Only a month after the Center for Health Security reintegrated itself into the Johns Hopkins University, the center is set to receive $16 million in funding for research on strengthening public health and security.
Over 300 bottlenose dolphins have washed up along the Eastern seaboard from New York to Virginia since July 1. (And the Chesapeake Bay has received its fair share.) Now scientists think they know what’s killing them in such devastating numbers. It’s called morbillivirus, and it’s related to the measles virus.
The issue now is determining why these dolphins have suddenly become vulnerable to the disease. “These animals, dolphins, carry the virus in their system and when their immune system gets compromised, they become more vulnerable to the spread of the disease,” Maggie Mooney-Seus of the NOAA told WJZ.
Have you seen the trailer for Contagion? Okay, I’m a wimp — but it’s frankly terrifying. Steven Soderbergh’s newest movie doesn’t try to scare us with terrorists or asteroids; instead, its our weak and susceptible immune systems that are the threat. It’s the kind of movie that’ll make you look askance at anyone nearby who sneezes.
Lucky for us Baltimoreans, though, we’ve got all those wonderful Johns Hopkins doctors to protect us. Right? RIGHT?! The Hopkins Gazette recently polled some of the school’s infectious disease/public health experts about their take on the film’s scenario, and I have to admit, they don’t say anything all that reassuring:

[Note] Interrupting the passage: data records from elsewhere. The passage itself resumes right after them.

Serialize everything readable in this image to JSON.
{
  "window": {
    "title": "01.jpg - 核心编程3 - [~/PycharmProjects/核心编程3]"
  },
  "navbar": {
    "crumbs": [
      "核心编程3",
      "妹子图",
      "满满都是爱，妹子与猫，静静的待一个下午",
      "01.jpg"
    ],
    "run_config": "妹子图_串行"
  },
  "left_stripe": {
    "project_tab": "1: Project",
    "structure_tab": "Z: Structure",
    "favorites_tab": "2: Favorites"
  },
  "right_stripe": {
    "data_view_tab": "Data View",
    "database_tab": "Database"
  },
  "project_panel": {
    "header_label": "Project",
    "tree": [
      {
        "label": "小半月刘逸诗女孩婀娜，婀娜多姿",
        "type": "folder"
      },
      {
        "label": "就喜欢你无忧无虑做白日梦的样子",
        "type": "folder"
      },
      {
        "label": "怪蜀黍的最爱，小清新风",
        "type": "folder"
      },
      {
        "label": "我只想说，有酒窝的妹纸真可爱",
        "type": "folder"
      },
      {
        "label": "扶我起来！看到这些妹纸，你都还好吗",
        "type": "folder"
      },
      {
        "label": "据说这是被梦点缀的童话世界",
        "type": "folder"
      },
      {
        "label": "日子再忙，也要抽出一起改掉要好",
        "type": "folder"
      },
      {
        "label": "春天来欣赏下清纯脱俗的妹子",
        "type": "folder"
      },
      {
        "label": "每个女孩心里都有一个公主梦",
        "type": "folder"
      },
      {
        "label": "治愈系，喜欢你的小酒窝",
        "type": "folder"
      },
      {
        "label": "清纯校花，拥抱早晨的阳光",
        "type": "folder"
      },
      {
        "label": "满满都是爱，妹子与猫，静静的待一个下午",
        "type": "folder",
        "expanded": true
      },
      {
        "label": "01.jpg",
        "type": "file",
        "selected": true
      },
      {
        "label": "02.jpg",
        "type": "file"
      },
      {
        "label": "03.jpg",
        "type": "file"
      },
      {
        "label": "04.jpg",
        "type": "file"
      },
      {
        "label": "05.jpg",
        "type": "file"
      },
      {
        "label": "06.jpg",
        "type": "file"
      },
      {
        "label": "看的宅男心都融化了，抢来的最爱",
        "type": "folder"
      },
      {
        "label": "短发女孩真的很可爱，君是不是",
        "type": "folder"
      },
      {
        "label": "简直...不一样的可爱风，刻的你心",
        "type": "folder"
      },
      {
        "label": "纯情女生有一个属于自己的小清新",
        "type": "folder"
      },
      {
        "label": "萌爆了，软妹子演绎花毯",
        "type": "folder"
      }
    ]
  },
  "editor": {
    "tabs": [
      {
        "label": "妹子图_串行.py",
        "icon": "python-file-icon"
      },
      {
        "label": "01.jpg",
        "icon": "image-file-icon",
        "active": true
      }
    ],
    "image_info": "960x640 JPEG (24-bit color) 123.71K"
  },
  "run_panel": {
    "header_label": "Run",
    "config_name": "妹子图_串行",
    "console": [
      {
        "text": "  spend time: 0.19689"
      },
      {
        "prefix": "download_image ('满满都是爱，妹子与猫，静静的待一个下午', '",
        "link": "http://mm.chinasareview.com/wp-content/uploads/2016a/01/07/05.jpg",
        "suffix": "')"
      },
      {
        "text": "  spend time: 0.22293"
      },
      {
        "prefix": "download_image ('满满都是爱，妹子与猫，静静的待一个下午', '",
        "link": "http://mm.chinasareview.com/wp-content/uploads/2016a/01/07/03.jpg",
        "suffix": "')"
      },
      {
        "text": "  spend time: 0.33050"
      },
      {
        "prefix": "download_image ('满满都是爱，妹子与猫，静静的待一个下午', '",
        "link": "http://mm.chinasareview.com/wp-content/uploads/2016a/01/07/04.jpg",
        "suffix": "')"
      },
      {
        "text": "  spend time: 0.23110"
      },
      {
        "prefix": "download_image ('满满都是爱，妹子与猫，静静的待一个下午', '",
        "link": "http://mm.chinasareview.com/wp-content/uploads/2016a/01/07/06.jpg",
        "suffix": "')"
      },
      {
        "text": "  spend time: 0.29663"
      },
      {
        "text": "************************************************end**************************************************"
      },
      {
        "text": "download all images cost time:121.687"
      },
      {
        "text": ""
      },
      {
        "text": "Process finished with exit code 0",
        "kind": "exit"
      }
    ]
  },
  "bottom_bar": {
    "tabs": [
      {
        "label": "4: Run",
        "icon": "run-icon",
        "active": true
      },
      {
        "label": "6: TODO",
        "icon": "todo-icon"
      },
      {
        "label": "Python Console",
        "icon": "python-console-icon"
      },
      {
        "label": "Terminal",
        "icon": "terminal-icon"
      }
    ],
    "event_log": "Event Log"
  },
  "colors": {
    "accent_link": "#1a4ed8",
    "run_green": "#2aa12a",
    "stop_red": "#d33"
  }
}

Joshua Epstein is uniquely qualified to talk about this sort of stuff, as a professor of emergency medicine and a behavior modeling expert; (un?)fortunately for us, he says that what’s really contagious is fear. In a hypothetical pandemic/plague situation, fear is the wild card: when they’re afraid, people act irrationally. They may ignore official guidance, refuse vaccines, and otherwise make things worse.

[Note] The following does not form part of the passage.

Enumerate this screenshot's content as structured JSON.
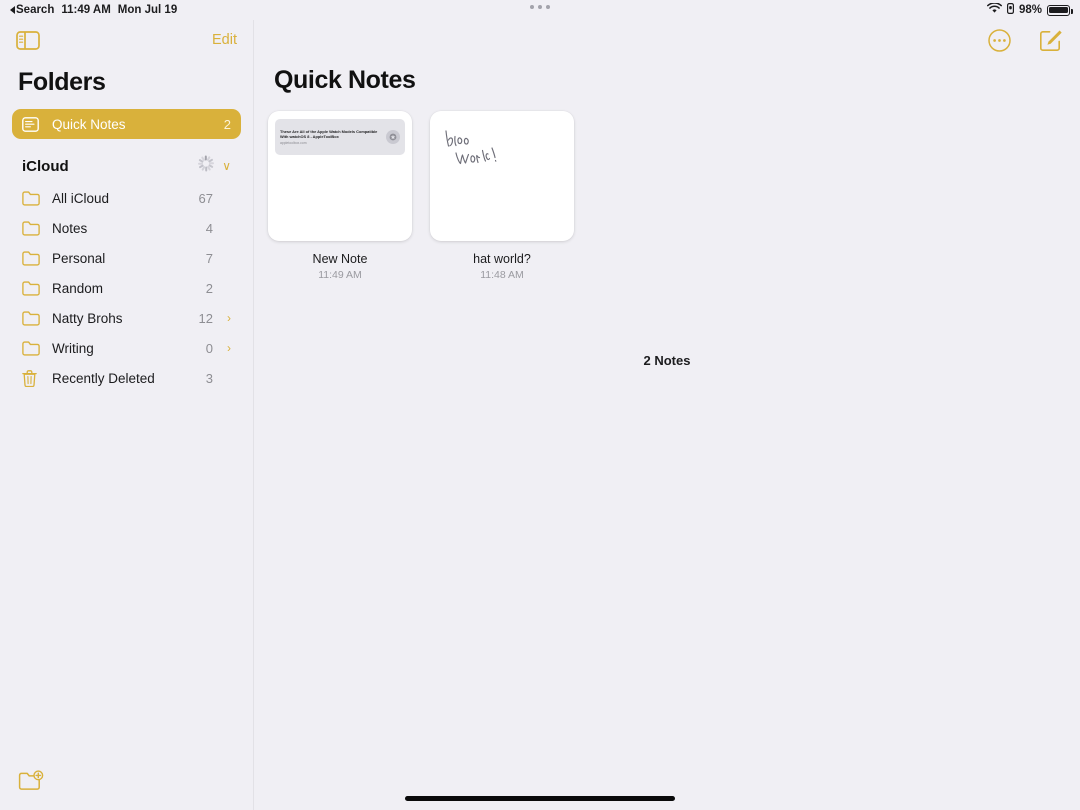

One thing that might make people afraid is the possibility of scarce resources. (Remember the brief Cipro hoarding panic of 2001?) Who decides who gets what, and when? According to Holly Taylor, an assistant professor in the Department of Health Policy and Management, one way to allay fear is not just to make plans, but to make sure everyone knows that plans have been made.
And lest we start to feel like we might be immune to widespread infection, Trish Perl, a leading epidemiologist/infectious disease expert, reminds us of the Spanish flu epidemic of 1918 that killed 50 million people worldwide.
Feel better now?
Dora Clarke-Pine was getting the funny feeling that there was a lot of copying going on with her students. Being an academic (she’s an associate professor of psychology and school counseling at La Sierra University), she naturally decided to make a study out of it — and found that four out of five of the PhD dissertations she examined had strings of 10+ words copied exactly, without attribution. Yikes.
The obvious conclusion would be that students are plagiarizing more than ever. Google, essay factories, the slow erosion of copyright culture — you can pick your favorite villain.
According to Clarke-Pine, though, it’s not that there’s a nationwide cheating crisis — at least, not on purpose. She concluded that most of the borrowing was unintentional. That is, that students either weren’t entirely aware of what they were doing (perhaps finding other peoples’ phrasing creeping into their own work), or didn’t know that what they were doing “counted” as plagiarism. Really, Clarke-Pine opines, it’s the fault of the universities themselves — for not doing a better job of teaching students about plagiarism, and how to avoid it.
So what do you think — is most of this copying innocent, or is Clarke-Pine letting students off the hook too easily?